3. Drain all but 2 tablespoons of oil in the pot. Add onions and saute for 5 minutes. Add garlic, ginger and curry spice blend and cook stirring constantly, for 2 minutes or until onions are soft. Return reserved chicken to the pot along with any reserved flour mixture. Add broth and milk. Bring to a boil, reduce heat to low and add banana, sweet potato and bay leaf. Cover and simmer for 25 minutes or until potato is fork-tender and chicken is cooked through and reaches 160 degrees on a meat thermometer.

This dish is delicious! If you are interested in how to incorporate coconut into your diet in a healthy but delicious way, I recommend trying this cookbook.

Weekend Cooking is hosted by Beth Fish Reads and is open to anyone who has any kind of food-related post to share: Book (novel, nonfiction) reviews, cookbook reviews, movie reviews, recipes, random thoughts, gadgets, quotations, photographs. If your post is even vaguely foodie, feel free to grab the button and link up anytime over the weekend. You do not have to post on the weekend. Please link to your specific post, not your blog's home page. For more information, see the welcome post.




Tuesday, December 9, 2014

Review: The House We Grew Up In by Lisa Jewell

The House We Grew Up In by Lisa Jewell: The Bird family lives in a lovely home in the Cotswolds in England. The four Bird children live what appears to be a charmed childhood being doted on by their mother, Lorelei,  who is a free spirit and delights in celebrating traditions with her family and creating memories. As is often the case, however, all is not as perfect as it appears. Behind the beautifully choreographed Easter egg hunts in the garden and the lovely dinners, is an inability to face anything uncomfortable. Lorelei copes by collecting things and this collecting soon turns to hoarding which slowly smothers this family. With this dysfunction as its backdrop, the family faces a tragedy and the trajectory of each member's life is changed.

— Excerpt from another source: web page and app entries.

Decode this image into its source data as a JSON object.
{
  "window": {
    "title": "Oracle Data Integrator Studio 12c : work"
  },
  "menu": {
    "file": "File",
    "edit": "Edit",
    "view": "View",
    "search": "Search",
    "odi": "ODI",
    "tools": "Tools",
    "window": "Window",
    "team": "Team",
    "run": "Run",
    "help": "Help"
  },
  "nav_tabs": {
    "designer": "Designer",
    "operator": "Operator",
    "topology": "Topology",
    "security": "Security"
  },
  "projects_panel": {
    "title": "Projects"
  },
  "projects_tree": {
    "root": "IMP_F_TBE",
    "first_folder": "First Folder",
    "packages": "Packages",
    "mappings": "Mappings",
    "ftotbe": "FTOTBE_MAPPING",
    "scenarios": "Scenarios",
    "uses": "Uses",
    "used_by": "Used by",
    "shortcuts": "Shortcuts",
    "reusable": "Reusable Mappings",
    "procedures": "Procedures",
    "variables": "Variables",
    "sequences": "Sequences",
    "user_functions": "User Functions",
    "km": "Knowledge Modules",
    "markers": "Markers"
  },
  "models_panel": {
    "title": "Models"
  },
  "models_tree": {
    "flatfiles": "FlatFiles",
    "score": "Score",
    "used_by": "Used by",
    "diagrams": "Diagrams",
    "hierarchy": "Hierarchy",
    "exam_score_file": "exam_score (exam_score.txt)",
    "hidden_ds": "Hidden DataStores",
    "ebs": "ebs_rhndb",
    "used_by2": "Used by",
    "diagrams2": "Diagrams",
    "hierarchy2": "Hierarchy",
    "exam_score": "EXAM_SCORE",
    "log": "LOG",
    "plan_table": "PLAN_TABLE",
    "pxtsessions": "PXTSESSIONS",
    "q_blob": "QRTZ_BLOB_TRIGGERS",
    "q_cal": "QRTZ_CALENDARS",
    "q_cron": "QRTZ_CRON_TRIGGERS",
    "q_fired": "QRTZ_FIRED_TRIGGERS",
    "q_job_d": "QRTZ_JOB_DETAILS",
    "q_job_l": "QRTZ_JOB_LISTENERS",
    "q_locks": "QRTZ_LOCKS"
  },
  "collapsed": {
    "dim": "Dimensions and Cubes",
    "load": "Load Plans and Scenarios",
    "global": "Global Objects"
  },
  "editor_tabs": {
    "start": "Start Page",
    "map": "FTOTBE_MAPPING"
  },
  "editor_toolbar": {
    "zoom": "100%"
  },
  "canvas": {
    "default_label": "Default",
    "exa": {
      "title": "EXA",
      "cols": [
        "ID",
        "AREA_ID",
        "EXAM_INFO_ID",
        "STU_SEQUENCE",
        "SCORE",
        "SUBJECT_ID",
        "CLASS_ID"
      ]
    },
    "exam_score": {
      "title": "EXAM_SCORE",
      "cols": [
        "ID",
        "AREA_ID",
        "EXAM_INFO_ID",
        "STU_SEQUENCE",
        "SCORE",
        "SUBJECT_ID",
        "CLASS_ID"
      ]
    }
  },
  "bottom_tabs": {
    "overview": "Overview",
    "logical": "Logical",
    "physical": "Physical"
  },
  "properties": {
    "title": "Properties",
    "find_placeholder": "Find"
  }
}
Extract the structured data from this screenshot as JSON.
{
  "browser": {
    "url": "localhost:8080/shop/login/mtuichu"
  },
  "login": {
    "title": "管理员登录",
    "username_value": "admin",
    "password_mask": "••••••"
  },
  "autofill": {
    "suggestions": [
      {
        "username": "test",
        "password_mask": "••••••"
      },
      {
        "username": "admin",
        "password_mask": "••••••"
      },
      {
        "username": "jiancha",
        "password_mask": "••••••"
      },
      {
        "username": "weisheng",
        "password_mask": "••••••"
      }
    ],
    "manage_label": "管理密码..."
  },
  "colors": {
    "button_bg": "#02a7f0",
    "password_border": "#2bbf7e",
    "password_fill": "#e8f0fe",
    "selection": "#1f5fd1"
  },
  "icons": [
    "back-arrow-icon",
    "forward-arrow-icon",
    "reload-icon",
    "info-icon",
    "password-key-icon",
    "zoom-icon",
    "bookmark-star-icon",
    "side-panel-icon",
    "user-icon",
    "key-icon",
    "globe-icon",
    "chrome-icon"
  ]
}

Free-spirited Lorelei embraces being a mother and creates a lovely home for her family. She wants them all around her and enjoy nothing more than being home. She fills the walls in their home with the children's art and collects every memento of the passing years for each child. As the children get a little older, however, they want to spread their wings to a live outside the home; in response, Lorelei clings all the harder to them and adds more things to her "collection" - of course, all this stuff becomes a wedge between her and the family and only drives them further away.

My Thoughts
Hoarding is an uncomfortable topic - it is hard to imagine how someone could let things get so out of control.  Of course, it is not unlike many other addictions and beneath the compulsion is a person who is hurting and trying to fill a void. With this in mind, I felt much sympathy for Lorelei and even found her progression  from collecting to hoarding fascinating.  Thankfully, however, this book was not only about Lorelei and her hoarding.

The real story of the book is the ripple effect of dysfunction through this family. Chapter by chapter, the author reveals a little more about each of the children through the years into adulthood and about each of the parents. Between the impact of growing up in this home that slowly closed in on them and the horrible tragedy they all face one Easter, each family member had their fair share of issues to deal with and you see the effects of all that play out in their adult lives.

This book is compelling and I found myself hungrily reading to see what happens with each character.  Although not everyone has grown up with a hoarder, most face their own versions of family dysfunction in whatever degree. The family drama makes this book relatable while the degree and eccentricity this family faces makes it fascinating.  Highly recommend.